Do I expect that our participation will cause this disease to be eradicated? Well, not really. Do I imagine that Jim will feel honored and bring some good fortune to us from the spirit world? Not exactly. Do I hope that our sorrow will abate and our self-esteem will soar as we pat ourselves on the back for “giving back” to the community and “fighting” for a cause? Actually, I don’t. All of those things are ego-based and not very realistic. What am I really doing, then? Well, I think of it as “pointing the canoe” again. I see that people suffer from this disease. I see that certain kinds of medical technology and education have been used to ease that suffering. I want to paddle my canoe, make some effort, toward helping those who suffer, not because I believe that I can rescue someone, but because it is how I want to live. I want to honor Jim and remember him because that’s how I want to live. I want to work with my family’s grief because that’s how I want to live. I don’t know if any particular thing will result; I don’t expect to become noble or perfect or anything. I do know that paddling in that way lets me choose a purpose and work toward it. I suppose it helps my mind to be directed toward meaning.
So, why are we humans always looking for meaning? Inquiring minds want to know…

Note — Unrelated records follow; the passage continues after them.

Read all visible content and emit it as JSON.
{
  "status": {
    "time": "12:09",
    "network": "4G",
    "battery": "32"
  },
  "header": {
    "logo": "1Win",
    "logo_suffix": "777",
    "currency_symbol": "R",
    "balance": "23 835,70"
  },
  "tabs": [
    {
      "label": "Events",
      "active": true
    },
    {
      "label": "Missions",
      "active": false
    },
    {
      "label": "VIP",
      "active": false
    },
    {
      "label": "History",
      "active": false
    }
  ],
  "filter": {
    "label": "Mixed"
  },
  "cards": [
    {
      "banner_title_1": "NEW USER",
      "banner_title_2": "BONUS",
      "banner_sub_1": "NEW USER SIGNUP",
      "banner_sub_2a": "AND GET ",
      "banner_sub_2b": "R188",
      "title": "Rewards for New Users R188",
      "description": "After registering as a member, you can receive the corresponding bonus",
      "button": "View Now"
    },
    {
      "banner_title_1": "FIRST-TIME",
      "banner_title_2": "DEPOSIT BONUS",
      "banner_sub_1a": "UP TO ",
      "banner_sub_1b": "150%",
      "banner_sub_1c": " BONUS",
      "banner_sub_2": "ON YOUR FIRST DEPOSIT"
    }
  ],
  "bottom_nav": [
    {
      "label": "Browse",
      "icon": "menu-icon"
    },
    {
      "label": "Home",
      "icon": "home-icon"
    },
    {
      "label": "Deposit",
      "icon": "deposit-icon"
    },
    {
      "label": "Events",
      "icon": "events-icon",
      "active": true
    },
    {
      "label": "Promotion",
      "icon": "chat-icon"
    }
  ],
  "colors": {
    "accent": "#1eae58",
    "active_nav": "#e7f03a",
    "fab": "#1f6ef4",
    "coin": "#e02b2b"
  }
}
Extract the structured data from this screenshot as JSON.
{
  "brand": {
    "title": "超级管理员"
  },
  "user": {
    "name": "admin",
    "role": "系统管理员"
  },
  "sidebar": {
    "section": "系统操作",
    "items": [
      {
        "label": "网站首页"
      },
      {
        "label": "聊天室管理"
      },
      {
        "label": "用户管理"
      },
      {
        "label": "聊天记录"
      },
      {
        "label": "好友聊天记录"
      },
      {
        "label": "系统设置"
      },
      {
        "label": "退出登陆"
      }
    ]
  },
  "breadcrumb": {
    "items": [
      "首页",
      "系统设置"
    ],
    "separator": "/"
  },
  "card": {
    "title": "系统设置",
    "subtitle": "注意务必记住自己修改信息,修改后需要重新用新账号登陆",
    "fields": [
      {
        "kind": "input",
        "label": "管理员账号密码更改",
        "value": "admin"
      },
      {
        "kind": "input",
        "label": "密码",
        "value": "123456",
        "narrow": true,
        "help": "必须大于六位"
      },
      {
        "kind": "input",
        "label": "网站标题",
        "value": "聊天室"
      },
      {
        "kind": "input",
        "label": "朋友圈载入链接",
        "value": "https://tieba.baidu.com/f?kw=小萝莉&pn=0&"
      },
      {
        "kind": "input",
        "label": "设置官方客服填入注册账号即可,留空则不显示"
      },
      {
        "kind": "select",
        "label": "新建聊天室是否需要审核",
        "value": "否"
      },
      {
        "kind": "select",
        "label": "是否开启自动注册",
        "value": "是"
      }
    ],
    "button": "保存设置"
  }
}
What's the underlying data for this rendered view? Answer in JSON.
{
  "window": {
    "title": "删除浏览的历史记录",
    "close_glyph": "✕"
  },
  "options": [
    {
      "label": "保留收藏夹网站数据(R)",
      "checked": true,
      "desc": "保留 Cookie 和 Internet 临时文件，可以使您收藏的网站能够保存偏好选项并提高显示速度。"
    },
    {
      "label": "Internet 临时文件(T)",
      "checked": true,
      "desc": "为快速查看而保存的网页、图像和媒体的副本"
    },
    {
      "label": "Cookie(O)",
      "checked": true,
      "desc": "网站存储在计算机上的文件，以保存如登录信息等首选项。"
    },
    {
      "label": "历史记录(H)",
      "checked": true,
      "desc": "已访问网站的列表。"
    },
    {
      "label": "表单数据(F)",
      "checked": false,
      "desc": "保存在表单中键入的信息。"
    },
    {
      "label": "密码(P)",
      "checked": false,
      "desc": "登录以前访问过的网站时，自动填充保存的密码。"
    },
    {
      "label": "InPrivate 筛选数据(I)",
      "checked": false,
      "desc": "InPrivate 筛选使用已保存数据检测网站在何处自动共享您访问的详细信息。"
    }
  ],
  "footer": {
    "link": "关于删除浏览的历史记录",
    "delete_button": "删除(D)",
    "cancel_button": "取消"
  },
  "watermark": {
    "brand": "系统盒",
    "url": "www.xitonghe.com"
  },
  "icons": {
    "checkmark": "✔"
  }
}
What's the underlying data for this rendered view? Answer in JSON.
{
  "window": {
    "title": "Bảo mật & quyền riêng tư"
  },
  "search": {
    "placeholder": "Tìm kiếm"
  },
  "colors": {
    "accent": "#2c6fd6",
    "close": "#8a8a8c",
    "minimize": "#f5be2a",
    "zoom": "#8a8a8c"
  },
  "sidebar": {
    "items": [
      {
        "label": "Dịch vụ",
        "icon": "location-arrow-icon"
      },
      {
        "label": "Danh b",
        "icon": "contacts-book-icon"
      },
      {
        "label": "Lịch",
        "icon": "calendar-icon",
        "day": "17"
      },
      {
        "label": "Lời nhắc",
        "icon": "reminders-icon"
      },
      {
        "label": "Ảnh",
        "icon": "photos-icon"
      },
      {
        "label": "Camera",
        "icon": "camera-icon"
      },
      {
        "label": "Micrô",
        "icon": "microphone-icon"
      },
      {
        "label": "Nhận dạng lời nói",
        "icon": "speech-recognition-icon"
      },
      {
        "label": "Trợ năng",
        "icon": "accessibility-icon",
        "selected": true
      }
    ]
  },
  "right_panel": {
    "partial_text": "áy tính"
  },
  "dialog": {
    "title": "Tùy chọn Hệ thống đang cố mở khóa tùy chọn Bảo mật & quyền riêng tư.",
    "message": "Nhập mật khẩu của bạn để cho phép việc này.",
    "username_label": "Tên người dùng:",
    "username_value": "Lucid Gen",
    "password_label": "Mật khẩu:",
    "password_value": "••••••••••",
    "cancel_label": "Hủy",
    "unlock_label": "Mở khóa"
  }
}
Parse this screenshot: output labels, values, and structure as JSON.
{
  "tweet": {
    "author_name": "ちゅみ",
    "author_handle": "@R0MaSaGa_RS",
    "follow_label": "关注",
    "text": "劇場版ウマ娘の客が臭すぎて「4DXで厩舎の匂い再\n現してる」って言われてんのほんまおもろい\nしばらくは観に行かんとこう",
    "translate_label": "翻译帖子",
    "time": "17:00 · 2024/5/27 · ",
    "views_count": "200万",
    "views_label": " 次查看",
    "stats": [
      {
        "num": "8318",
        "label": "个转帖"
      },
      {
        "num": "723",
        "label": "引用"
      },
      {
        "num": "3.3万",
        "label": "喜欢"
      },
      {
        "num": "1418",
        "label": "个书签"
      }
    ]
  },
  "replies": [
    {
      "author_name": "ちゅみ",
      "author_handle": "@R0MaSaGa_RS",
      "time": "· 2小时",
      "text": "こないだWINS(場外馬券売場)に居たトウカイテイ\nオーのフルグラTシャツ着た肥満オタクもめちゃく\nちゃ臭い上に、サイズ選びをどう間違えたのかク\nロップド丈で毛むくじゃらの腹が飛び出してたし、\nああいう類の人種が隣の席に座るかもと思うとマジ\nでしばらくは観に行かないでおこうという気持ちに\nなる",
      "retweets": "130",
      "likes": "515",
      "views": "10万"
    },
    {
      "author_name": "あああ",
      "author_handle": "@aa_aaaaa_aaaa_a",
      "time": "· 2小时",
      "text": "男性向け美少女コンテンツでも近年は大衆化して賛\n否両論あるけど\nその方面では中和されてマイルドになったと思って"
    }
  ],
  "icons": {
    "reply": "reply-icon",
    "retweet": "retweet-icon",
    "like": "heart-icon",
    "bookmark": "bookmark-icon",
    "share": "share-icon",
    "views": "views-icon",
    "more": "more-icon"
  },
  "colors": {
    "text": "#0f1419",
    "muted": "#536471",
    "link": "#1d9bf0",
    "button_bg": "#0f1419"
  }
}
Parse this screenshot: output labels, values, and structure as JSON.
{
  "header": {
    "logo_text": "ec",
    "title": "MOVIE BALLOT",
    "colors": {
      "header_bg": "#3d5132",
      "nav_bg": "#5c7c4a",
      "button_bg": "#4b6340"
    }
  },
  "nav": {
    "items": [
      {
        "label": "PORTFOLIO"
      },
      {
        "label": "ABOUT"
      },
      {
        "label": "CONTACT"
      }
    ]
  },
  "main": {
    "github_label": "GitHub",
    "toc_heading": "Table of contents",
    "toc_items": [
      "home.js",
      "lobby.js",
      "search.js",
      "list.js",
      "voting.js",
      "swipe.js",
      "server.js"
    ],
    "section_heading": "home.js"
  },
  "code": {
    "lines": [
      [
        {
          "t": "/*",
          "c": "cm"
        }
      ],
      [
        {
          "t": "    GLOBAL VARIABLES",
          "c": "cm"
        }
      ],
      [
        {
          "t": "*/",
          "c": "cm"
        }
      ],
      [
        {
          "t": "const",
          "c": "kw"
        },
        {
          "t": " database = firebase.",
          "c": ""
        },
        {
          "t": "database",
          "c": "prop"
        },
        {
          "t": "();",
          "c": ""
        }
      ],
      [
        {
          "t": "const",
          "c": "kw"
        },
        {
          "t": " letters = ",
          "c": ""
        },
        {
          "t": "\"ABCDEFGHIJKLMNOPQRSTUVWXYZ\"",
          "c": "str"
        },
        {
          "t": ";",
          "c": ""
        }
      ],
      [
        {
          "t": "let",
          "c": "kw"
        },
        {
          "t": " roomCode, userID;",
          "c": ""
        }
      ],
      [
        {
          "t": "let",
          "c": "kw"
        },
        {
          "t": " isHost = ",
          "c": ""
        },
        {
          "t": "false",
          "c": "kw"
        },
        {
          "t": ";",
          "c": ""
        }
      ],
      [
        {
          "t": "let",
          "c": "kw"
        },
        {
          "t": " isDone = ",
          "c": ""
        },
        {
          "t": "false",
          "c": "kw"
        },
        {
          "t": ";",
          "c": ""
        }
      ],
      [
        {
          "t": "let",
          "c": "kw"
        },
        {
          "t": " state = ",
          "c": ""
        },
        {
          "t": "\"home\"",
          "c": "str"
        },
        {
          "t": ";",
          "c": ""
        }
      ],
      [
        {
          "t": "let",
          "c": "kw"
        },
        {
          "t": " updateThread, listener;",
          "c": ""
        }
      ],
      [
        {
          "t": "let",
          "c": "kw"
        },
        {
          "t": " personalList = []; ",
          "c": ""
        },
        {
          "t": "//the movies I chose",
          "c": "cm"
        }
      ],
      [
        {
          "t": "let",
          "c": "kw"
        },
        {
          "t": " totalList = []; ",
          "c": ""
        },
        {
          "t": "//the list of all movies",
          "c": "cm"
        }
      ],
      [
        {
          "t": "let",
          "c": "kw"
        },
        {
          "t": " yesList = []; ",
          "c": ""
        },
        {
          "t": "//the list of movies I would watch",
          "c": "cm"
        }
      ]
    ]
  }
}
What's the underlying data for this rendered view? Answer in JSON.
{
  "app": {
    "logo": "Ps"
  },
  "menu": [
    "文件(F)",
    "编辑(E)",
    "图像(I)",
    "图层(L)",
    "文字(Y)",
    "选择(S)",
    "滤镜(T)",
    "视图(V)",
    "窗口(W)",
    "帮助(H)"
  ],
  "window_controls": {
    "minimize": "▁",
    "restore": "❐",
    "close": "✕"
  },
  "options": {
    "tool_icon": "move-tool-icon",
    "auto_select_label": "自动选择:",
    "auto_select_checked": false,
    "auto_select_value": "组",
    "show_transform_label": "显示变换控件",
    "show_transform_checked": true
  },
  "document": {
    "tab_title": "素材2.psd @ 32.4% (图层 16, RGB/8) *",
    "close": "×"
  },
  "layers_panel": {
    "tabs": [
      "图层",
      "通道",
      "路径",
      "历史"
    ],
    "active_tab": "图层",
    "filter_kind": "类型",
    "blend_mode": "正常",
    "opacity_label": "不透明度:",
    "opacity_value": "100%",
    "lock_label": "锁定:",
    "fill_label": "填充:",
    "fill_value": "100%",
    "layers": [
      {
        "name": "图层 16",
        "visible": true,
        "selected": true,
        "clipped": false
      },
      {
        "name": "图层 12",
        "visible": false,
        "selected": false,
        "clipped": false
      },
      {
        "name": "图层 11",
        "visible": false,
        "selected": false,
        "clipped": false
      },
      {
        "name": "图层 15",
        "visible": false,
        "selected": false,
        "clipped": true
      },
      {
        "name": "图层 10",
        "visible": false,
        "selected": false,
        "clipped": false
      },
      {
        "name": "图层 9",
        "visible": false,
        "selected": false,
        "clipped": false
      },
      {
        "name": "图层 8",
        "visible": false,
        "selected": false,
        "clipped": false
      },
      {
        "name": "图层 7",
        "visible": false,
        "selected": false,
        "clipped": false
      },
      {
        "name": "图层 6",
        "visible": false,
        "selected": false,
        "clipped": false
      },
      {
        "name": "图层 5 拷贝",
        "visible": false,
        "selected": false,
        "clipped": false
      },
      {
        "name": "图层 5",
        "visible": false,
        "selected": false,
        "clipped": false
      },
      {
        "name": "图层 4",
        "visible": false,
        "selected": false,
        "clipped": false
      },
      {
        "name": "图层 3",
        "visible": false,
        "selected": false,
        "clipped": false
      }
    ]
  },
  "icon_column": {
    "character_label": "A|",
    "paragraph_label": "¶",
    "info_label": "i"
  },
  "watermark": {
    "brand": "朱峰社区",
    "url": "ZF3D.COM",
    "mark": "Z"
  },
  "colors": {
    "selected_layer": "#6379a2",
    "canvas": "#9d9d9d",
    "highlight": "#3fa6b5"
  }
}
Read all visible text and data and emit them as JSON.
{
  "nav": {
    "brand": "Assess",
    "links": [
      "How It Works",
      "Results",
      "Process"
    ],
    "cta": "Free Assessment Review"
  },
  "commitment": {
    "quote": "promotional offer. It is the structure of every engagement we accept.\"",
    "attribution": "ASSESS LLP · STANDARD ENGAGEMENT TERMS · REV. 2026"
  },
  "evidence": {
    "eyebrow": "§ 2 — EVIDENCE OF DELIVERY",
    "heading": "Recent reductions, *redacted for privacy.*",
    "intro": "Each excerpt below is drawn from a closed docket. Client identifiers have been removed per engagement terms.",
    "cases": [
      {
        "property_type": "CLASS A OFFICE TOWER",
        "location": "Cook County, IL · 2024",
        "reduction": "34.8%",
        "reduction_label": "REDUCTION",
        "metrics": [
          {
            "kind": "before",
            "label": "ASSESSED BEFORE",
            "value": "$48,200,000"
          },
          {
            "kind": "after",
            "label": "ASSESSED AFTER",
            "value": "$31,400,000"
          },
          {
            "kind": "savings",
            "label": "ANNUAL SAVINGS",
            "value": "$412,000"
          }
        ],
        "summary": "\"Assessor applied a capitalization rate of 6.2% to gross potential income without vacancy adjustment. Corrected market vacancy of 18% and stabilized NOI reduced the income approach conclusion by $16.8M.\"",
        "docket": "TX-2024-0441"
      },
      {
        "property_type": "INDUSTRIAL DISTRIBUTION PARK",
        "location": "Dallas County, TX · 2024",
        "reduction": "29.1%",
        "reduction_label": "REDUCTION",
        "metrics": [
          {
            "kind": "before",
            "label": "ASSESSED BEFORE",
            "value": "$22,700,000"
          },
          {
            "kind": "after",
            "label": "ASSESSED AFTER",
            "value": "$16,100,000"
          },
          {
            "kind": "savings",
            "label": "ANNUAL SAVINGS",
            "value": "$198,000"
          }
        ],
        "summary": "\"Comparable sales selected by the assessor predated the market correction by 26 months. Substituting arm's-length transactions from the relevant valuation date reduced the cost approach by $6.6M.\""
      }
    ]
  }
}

That Steven Colbert report clip from the Approximate Chef suggests that we want to feel safe about the ending of the story. We tell ourselves, “It’s okay, because it turns out this way; I know it does”. That gives us, what, control? Last night I had a dream about meeting “the woman who owned the house” of the estate sale I went to yesterday. I don’t even know that a woman lived there. In fact, it was quite a masculine log cabin, with a boat and a mounted moose head dominating the decor. What was my subconscious trying to figure out? Well, I was trying to assure myself that this family was okay. They were selling all their stuff. They were letting strangers into their house to buy their belongings. There has to be a story there. I just went through the sale of my family home. I had emotions about it. I had a story. I imagine that there are people behind these things with an emotional story, and I want to be told that they are okay. I want to be satisfied that there is some meaning to the sale of these possessions. Ultimately, I want to know that I’m okay, that my story has a happy ending. (Steve always tells me that everyone in your dream is really you.)
Man’s Search for Meaning by Victor Frankl comes to mind. I read parts of it. Is this how we keep ourselves sane in “stressful” circumstances? Is it just a game? If it works, does it matter? If I am not dogmatically asserting that my actions are ultimately meaningful, just saying that I find meaning in them and that is useful to me, does that make my position more authentic? Can I make up a satisfying story about the family in the cabin and then say, “I know it’s not ‘true’, but I like to tell myself this story to calm my neuroses” and still be considered ‘sane’? Do most of us do this anyway? Does that make it ‘normal’ then? I suppose I could give that up and face the fact that I won’t know every story. Perhaps I would be far more sane to learn to live with ambiguity and uncertainty and meaninglessness. What do you think?